Sassoon’s Poetry Please

By , May 22, 2010 3:43 pm

David Bamber (left) and Roger McGough during the recording of 'Poetry Please' in the University Library.

A team from BBC Radio 4’s ‘Poetry Please’ visited the Library in April to record two programmes based on our holdings of manuscript poetry.

The second of these programmes, due to be broadcast on Sunday 6 June at 16.30 (and repeated at 23.30 on Saturday 12 June), focusses exclusively on the writings of Siegfried Sassoon, as represented in the Sassoon manuscript collections here.
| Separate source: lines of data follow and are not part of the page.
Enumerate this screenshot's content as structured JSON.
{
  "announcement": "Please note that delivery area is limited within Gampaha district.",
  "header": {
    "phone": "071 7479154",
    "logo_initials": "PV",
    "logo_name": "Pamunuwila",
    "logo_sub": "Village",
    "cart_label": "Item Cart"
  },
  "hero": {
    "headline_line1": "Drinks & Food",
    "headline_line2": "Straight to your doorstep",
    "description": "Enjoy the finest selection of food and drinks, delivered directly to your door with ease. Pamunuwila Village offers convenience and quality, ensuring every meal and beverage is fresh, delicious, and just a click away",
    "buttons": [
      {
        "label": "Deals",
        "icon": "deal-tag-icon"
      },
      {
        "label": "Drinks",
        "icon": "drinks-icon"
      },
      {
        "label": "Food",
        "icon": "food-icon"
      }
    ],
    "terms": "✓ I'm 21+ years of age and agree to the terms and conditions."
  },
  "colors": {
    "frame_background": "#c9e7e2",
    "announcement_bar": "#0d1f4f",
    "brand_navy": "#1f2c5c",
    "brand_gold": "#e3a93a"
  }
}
The presenter, poet Roger McGough, was shown treasures from our recently-acquired archive of Sassoon’s papers, MS Add. 9852, together with items from Sassoon collections accessioned in earlier years. Actor David Bamber (whose television roles include Mr Collins in Pride and Prejudice and Cicero in Rome) voiced a selection of Sassoon’s poems, as well as the ‘Soldier’s declaration’, Sassoon’s 1917 statement protesting against the continuation of the First World War.
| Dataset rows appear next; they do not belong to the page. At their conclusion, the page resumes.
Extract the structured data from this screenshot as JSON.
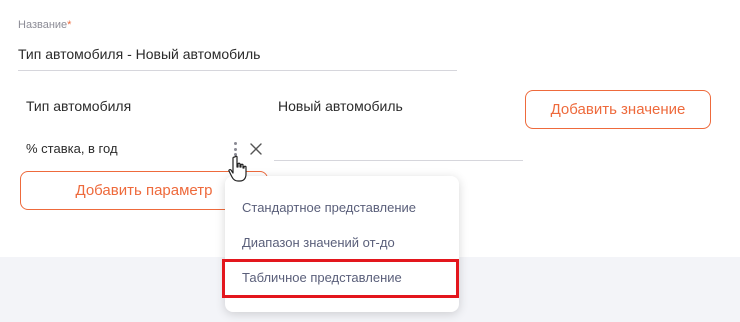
{
  "name_field": {
    "label": "Название",
    "required_mark": "*",
    "value": "Тип автомобиля - Новый автомобиль"
  },
  "columns": {
    "param_header": "Тип автомобиля",
    "value_header": "Новый автомобиль"
  },
  "buttons": {
    "add_value": "Добавить значение",
    "add_param": "Добавить параметр"
  },
  "parameter_row": {
    "name": "% ставка, в год",
    "menu_icon": "kebab-vertical-icon",
    "remove_icon": "close-icon"
  },
  "dropdown": {
    "items": [
      "Стандартное представление",
      "Диапазон значений от-до",
      "Табличное представление"
    ],
    "highlighted_index": 2
  },
  "colors": {
    "accent": "#ee6a3c",
    "highlight_border": "#e3161d",
    "menu_text": "#5a5f7a",
    "page_bg": "#f3f4f8"
  }
}
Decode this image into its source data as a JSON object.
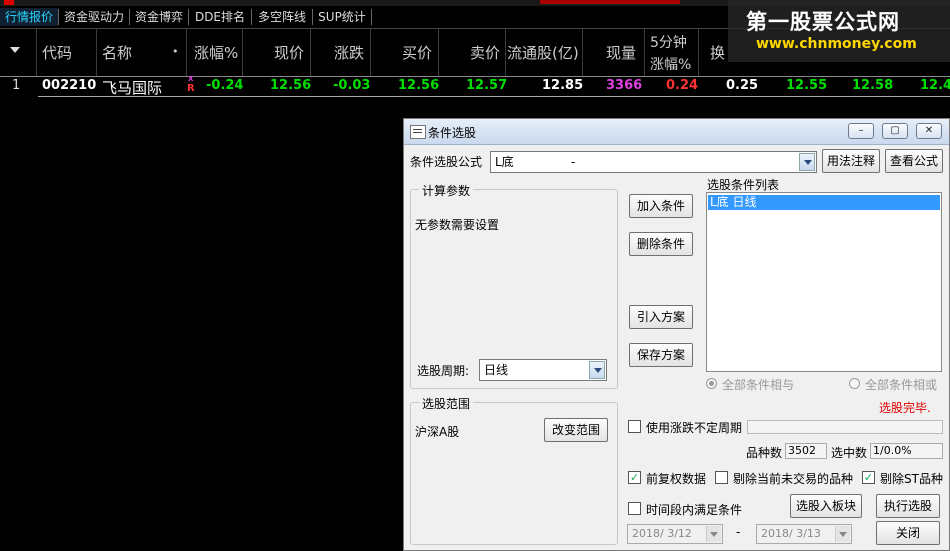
{
  "colors": {
    "tab_active": "#2ad6ff",
    "up": "#ff3333",
    "down": "#00e000",
    "volume": "#e040e0",
    "status_red": "#e00000"
  },
  "tabs": [
    "行情报价",
    "资金驱动力",
    "资金博弈",
    "DDE排名",
    "多空阵线",
    "SUP统计"
  ],
  "watermark": {
    "line1": "第一股票公式网",
    "line2": "www.chnmoney.com"
  },
  "columns": [
    "代码",
    "名称",
    "•",
    "涨幅%",
    "现价",
    "涨跌",
    "买价",
    "卖价",
    "流通股(亿)",
    "现量",
    "5分钟",
    "涨幅%",
    "换"
  ],
  "row": {
    "index": "1",
    "code": "002210",
    "name": "飞马国际",
    "flag_top": "X",
    "flag_bot": "R",
    "change_pct": "-0.24",
    "price": "12.56",
    "change": "-0.03",
    "bid": "12.56",
    "ask": "12.57",
    "float_shares": "12.85",
    "volume": "3366",
    "five_min": "0.24",
    "turnover": "0.25",
    "col_a": "12.55",
    "col_b": "12.58",
    "col_c": "12.4"
  },
  "dialog": {
    "title": "条件选股",
    "formula_label": "条件选股公式",
    "formula_value": "L底",
    "formula_desc": "-",
    "btn_usage": "用法注释",
    "btn_view": "查看公式",
    "calc_group": "计算参数",
    "no_params": "无参数需要设置",
    "period_label": "选股周期:",
    "period_value": "日线",
    "btn_add": "加入条件",
    "btn_delete": "删除条件",
    "btn_import": "引入方案",
    "btn_save": "保存方案",
    "list_label": "选股条件列表",
    "list_items": [
      "L底    日线"
    ],
    "radio_and": "全部条件相与",
    "radio_or": "全部条件相或",
    "status": "选股完毕.",
    "range_group": "选股范围",
    "range_value": "沪深A股",
    "btn_change_range": "改变范围",
    "chk_period": "使用涨跌不定周期",
    "count_label": "品种数",
    "count_value": "3502",
    "selected_label": "选中数",
    "selected_value": "1/0.0%",
    "chk_prefuq": "前复权数据",
    "chk_untraded": "剔除当前未交易的品种",
    "chk_st": "剔除ST品种",
    "chk_timerange": "时间段内满足条件",
    "btn_to_block": "选股入板块",
    "btn_run": "执行选股",
    "btn_close": "关闭",
    "date_from": "2018/ 3/12",
    "date_sep": "-",
    "date_to": "2018/ 3/13"
  }
}
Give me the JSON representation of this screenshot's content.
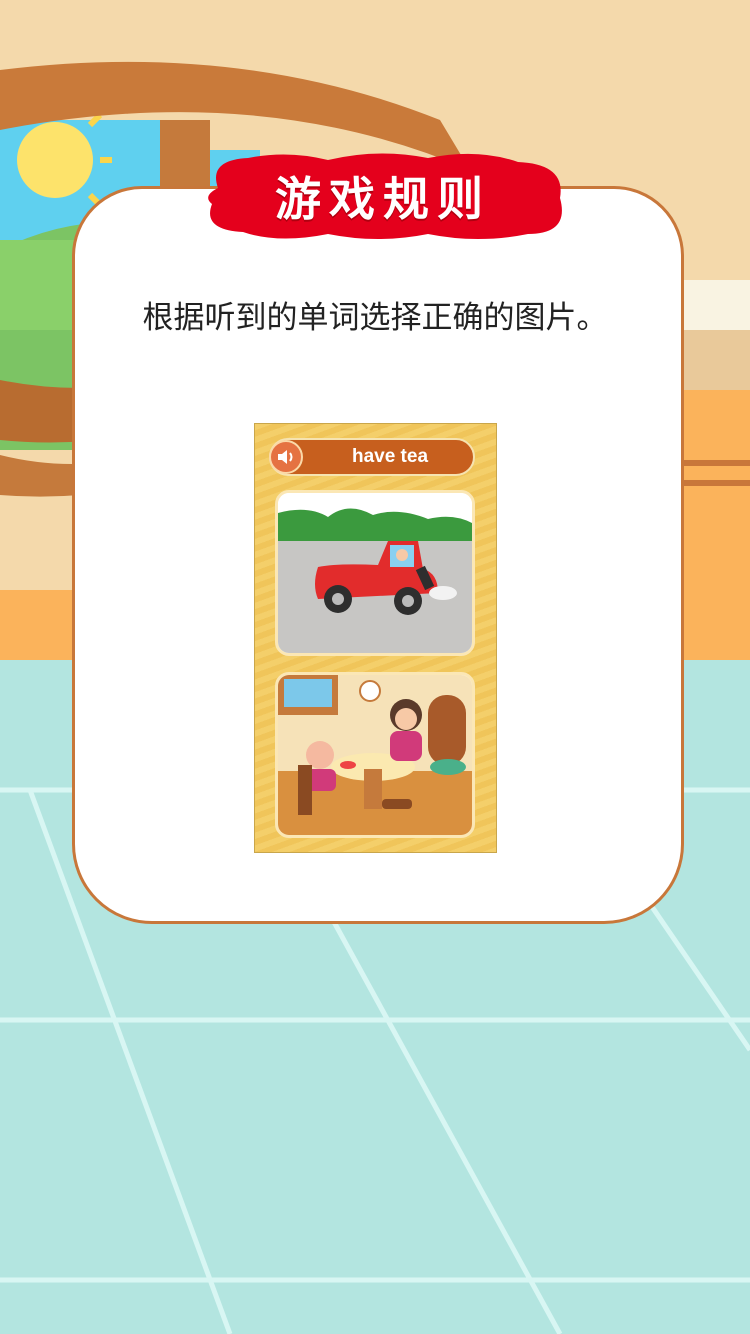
{
  "popup": {
    "title": "游戏规则",
    "rules_text": "根据听到的单词选择正确的图片。"
  },
  "preview": {
    "word": "have tea",
    "speaker_icon": "speaker-icon",
    "choices": [
      {
        "scene": "car-scene"
      },
      {
        "scene": "tea-scene"
      }
    ]
  },
  "colors": {
    "banner": "#e4001c",
    "card_border": "#c8773a",
    "floor": "#b3e5e0",
    "wall": "#f4d9ab",
    "word_bar": "#c75f1e"
  }
}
The recording took place in the Library’s Sir Geoffrey Keynes Room, a fitting venue given Keynes’s close links with Sassoon and involvement with the publication of many of his small press poetry editions, from Vigils onwards.

What’s our banner?

By , May 22, 2010 3:20 pm

The illustration in the banner at the head of this blog is a detail taken from a tag given to Siegfried Sassoon for his voyage from France to Southampton aboard the Aberdonian on 1-2 August 1916.

Sassoon had gone down with enteritis on 23 July, while his battalion was temporarily withdrawn from the front line of the Battle of the Somme. His case was severe enough to have him despatched to the 1st New Zealand Stationary Hospital in Amiens (the scene of his poem ‘Died of Wounds’), and from there to the No. 2 Red Cross Hospital in Rouen.  In the Memoirs of an Infantry Officer Sassoon (in the character of his alter ego George Sherston) recorded how, at the Rouen hospital, a doctor had spotted his name in a list of officers recently awarded the Military Cross, and that this lucky chance had ‘wangled’ him his evacuation back to England — thereby saving him from the hazards of further involvement in the Somme campaign.

The tag was discovered folded in a pocket inside the cover of Sassoon’s diary for the period.